2016SSEC

In 2011, the National Oceanographic and Atmospheric Association (NOAA) started the National Shellfish Initiative to support increases in the populations of coastal bivalves through both restoration and commercial production. Washington State, recognizing the importance of coastal bivalves, has since convened the Washington Shellfish Initiative to improve the state’s shellfish resources by 2020. This initiative is multi-faceted and included the formation of a Blue Ribbon Panel to recommend strategies to mitigate ocean acidification. Specific actions were identified including 6.1.2, which calls for the expanded use of shell to remediate impacts of local acidification on shellfish. To date, efforts focused on implementing action 6.1.2 have not been undertaken. As such, the Washington Department of Fish and Wildlife (WDFW) held a one-day workshop with representation from pathologists, shellfish aquaculture industry, non-profits, and tribes, with a focus on evaluating the benefits and risk of implementation of a shell recycling program in Puget Sound, that could be used for such actions as 6.1.2. While education and outreach benefits were acknowledged, the greater risk of diseases, identified knowledge gaps, logistics and feasibility, and cost outweighed the benefits identified.
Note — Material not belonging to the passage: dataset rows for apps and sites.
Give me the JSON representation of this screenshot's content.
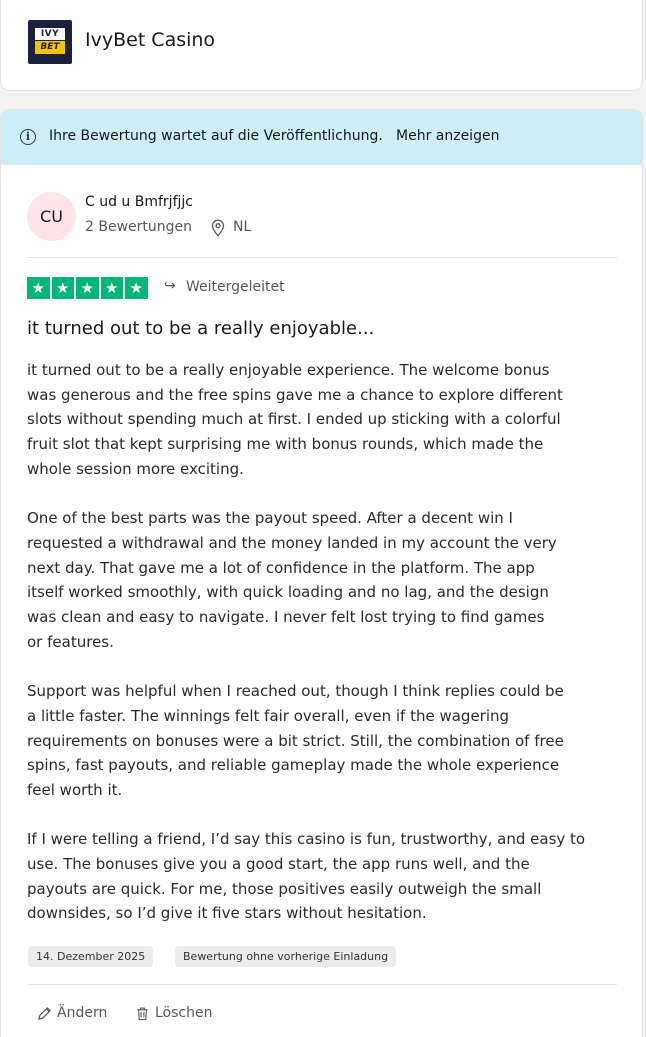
{
  "header": {
    "logo_top": "IVY",
    "logo_bottom": "BET",
    "company_name": "IvyBet Casino"
  },
  "banner": {
    "icon": "info-icon",
    "message": "Ihre Bewertung wartet auf die Veröffentlichung.",
    "link": "Mehr anzeigen"
  },
  "reviewer": {
    "initials": "CU",
    "name": "C ud u Bmfrjfjjc",
    "review_count": "2 Bewertungen",
    "country": "NL",
    "avatar_color": "#fde4e8"
  },
  "review": {
    "stars": 5,
    "star_symbol": "★",
    "star_color": "#00b67a",
    "redirect_icon": "↪",
    "redirect_label": "Weitergeleitet",
    "title": "it turned out to be a really enjoyable...",
    "paragraphs": [
      "it turned out to be a really enjoyable experience. The welcome bonus\nwas generous and the free spins gave me a chance to explore different\nslots without spending much at first. I ended up sticking with a colorful\nfruit slot that kept surprising me with bonus rounds, which made the\nwhole session more exciting.",
      "One of the best parts was the payout speed. After a decent win I\nrequested a withdrawal and the money landed in my account the very\nnext day. That gave me a lot of confidence in the platform. The app\nitself worked smoothly, with quick loading and no lag, and the design\nwas clean and easy to navigate. I never felt lost trying to find games\nor features.",
      "Support was helpful when I reached out, though I think replies could be\na little faster. The winnings felt fair overall, even if the wagering\nrequirements on bonuses were a bit strict. Still, the combination of free\nspins, fast payouts, and reliable gameplay made the whole experience\nfeel worth it.",
      "If I were telling a friend, I’d say this casino is fun, trustworthy, and easy to\nuse. The bonuses give you a good start, the app runs well, and the\npayouts are quick. For me, those positives easily outweigh the small\ndownsides, so I’d give it five stars without hesitation."
    ],
    "date": "14. Dezember 2025",
    "invitation_tag": "Bewertung ohne vorherige Einladung"
  },
  "actions": {
    "edit_label": "Ändern",
    "delete_label": "Löschen"
  }
}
This presentation reviews the pros and cons of implementing a shell recycling program in Puget Sound and provides an overview of knowledge gaps and next steps identified from this workshop.